“Most people budget [monthly]. We do know people have their monthly mortgage payments and certainly households [expenses] are probably monthly but their paycheque is coming on a biweekly basis,” says Sandra Sutton, director of product strategy at Winnipeg-based Ceridian Canada Ltd.
Ceridian, which handles payroll for companies, says about 59% of Canadians get paid on a biweekly basis, opening up the possibility of the three-paycheque month. The good news is Ceridian also says 89% of people go for direct deposit — something that probably goes a long way to eliminating that feeling of money burning a whole in your pocket.
Ceridian can’t tell you specifically if people save more with direct deposit but the option does allow employees to split up their money into different accounts, pocketing some directly into a savings account or some other type of savings vehicle like an RRSP or TFSA.
Ms. Sutton says she herself gets paid semi-monthly but she once worked for an organization where people were paid biweekly and people did feel they had extra money.
“It was true. You had this extra chunk of money. You had already allocated for your regular two paycheques towards your mortgage and other bills. So, bonus?” she says.
Tom Hamza, president of the Investor Education Fund, says if you’re thinking you’ve got some sort of free month, then it likely means you are not doing a good job of co-ordinating your income with your bills.
“All of your payments should be co-ordinated,” says Mr. Hamza, well aware of the concept because he himself is paid every two weeks. “I’m a complete nerd. I think I’m the anomaly. We budget monthly based on paycheques. We put money aside. It makes sense that people think it’s free though.”
The problem is that’s a major mistake, and at the end of the day that third paycheque should probably be thought of more as opportunity.
“The other time people think money is free is RRSP time when they get their taxes [or refund] back from the government,” Mr. Hamza says.
“If you are complaining about not having enough money, use these opportunities to liberate what is yours. These are the times you should be dealing with your debt, if you are like many Canadians.”
Vancouver-based certified financial planner Anthony Windeyer, of Coast Capital, says there are a couple of ways of thinking when it comes to the so-called extra money.

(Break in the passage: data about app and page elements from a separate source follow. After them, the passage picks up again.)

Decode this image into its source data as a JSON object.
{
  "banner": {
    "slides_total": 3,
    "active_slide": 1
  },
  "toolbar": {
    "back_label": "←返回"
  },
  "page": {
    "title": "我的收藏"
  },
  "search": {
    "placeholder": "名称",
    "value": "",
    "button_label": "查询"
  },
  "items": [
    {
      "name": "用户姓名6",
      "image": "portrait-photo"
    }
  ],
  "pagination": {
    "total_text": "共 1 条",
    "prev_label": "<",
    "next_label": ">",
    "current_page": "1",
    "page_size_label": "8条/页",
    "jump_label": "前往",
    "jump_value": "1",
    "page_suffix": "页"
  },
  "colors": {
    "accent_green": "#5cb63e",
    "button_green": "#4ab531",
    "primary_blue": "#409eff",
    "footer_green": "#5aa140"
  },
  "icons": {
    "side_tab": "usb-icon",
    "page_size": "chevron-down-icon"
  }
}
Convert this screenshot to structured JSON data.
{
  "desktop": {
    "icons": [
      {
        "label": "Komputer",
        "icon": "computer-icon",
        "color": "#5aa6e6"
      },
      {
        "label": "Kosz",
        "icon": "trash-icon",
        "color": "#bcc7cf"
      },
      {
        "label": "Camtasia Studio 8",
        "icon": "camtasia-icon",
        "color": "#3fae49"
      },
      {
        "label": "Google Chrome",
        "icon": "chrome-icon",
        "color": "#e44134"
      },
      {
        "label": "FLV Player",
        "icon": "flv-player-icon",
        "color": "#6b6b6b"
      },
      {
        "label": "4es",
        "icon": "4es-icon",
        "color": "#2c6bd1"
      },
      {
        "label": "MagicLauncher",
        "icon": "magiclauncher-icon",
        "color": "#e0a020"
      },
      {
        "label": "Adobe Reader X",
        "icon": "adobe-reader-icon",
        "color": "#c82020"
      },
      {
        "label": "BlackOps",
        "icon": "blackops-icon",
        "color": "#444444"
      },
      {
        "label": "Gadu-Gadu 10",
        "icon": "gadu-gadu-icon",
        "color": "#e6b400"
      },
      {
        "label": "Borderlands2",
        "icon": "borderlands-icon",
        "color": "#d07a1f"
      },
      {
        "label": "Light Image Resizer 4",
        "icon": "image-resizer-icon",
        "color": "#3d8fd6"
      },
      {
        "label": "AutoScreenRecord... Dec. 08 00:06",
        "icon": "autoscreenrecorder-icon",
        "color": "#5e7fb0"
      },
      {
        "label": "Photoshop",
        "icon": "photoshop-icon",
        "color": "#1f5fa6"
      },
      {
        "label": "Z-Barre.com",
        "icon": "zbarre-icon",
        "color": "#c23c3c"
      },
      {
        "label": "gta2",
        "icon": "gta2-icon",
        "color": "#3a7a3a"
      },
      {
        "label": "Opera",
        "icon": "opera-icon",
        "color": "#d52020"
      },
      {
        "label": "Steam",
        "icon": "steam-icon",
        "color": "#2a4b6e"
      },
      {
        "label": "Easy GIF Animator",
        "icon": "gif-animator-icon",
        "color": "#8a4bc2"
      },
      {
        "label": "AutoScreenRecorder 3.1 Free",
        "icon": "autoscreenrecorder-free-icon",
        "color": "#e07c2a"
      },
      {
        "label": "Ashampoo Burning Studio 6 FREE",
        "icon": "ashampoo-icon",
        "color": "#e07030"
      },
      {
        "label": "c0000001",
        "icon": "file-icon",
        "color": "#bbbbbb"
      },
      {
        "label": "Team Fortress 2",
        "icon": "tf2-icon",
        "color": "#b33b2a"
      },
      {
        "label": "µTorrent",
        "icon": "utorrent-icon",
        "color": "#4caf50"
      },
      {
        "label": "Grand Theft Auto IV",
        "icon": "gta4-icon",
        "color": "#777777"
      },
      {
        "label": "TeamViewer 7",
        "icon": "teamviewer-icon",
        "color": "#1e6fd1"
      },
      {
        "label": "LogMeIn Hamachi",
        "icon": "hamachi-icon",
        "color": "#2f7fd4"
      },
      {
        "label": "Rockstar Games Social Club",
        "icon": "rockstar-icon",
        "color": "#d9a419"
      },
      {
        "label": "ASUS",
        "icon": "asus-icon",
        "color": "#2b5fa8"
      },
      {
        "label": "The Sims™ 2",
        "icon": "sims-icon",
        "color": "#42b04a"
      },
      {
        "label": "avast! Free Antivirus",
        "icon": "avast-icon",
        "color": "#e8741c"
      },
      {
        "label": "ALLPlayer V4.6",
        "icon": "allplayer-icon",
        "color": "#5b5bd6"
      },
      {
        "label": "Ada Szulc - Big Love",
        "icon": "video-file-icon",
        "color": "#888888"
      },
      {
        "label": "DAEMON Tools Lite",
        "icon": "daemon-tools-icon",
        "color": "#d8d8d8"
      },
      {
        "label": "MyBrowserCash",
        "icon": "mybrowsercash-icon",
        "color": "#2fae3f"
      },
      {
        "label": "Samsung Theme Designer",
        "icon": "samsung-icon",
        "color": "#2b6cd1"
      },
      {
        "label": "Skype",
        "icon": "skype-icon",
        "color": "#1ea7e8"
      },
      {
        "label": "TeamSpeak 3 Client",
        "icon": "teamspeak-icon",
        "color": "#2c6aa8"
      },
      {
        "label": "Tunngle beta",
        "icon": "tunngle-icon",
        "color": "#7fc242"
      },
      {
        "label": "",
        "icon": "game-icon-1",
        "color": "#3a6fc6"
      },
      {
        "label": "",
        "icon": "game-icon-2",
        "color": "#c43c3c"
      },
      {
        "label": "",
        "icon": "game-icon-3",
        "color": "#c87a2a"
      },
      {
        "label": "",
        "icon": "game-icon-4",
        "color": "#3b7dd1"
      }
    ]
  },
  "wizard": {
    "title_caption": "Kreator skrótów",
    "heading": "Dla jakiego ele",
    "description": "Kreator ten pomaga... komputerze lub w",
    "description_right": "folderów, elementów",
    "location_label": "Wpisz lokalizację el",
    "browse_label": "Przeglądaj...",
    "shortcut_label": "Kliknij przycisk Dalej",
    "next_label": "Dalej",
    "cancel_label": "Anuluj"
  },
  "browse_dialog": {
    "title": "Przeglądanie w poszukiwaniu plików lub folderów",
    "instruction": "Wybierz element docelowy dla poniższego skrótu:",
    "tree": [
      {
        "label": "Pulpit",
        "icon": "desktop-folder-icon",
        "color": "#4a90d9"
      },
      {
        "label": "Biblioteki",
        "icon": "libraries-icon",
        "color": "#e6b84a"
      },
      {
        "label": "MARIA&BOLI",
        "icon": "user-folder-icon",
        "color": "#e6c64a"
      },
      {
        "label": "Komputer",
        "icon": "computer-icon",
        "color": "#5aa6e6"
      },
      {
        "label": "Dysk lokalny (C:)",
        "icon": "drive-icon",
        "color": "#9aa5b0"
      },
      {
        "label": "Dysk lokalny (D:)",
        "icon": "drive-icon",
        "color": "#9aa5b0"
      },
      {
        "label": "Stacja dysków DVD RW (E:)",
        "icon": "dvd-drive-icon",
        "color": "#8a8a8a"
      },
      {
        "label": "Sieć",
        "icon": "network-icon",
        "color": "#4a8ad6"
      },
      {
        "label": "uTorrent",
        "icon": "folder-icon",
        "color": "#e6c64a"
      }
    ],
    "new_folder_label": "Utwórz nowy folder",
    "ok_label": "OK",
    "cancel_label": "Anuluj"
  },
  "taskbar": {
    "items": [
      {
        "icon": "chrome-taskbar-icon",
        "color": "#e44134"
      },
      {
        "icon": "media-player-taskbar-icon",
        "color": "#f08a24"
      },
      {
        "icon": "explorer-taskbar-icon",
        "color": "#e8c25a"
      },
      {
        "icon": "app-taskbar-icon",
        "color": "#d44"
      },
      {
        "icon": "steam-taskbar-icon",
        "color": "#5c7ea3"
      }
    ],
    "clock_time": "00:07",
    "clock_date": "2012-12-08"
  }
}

“If you are an excellent saver and doing all the right things, I would suggest they could treat it like free money,” Mr. Windeyer says. “However, if you are having budget challenges and you know that’s the case, I would treat it as the ideal opportunity to get ahead of the curve and pay down some more debt.”
When you think about all the unpaid credit-card balances, leftover RRSP room, unopened registered education savings plans and underfunded tax-free savings accounts, there are plenty of places to put those extra paycheques.
In some ways, that extra paycheque is almost a bit of forced savings. It’s yours. Do what you want with it, but why not make it go a lot further by investing it?
Of course, it is December. So if this is your three-paycheque month, Merry Christmas
Angela Calla, AMP Dominion Lending Centres 604-802-3983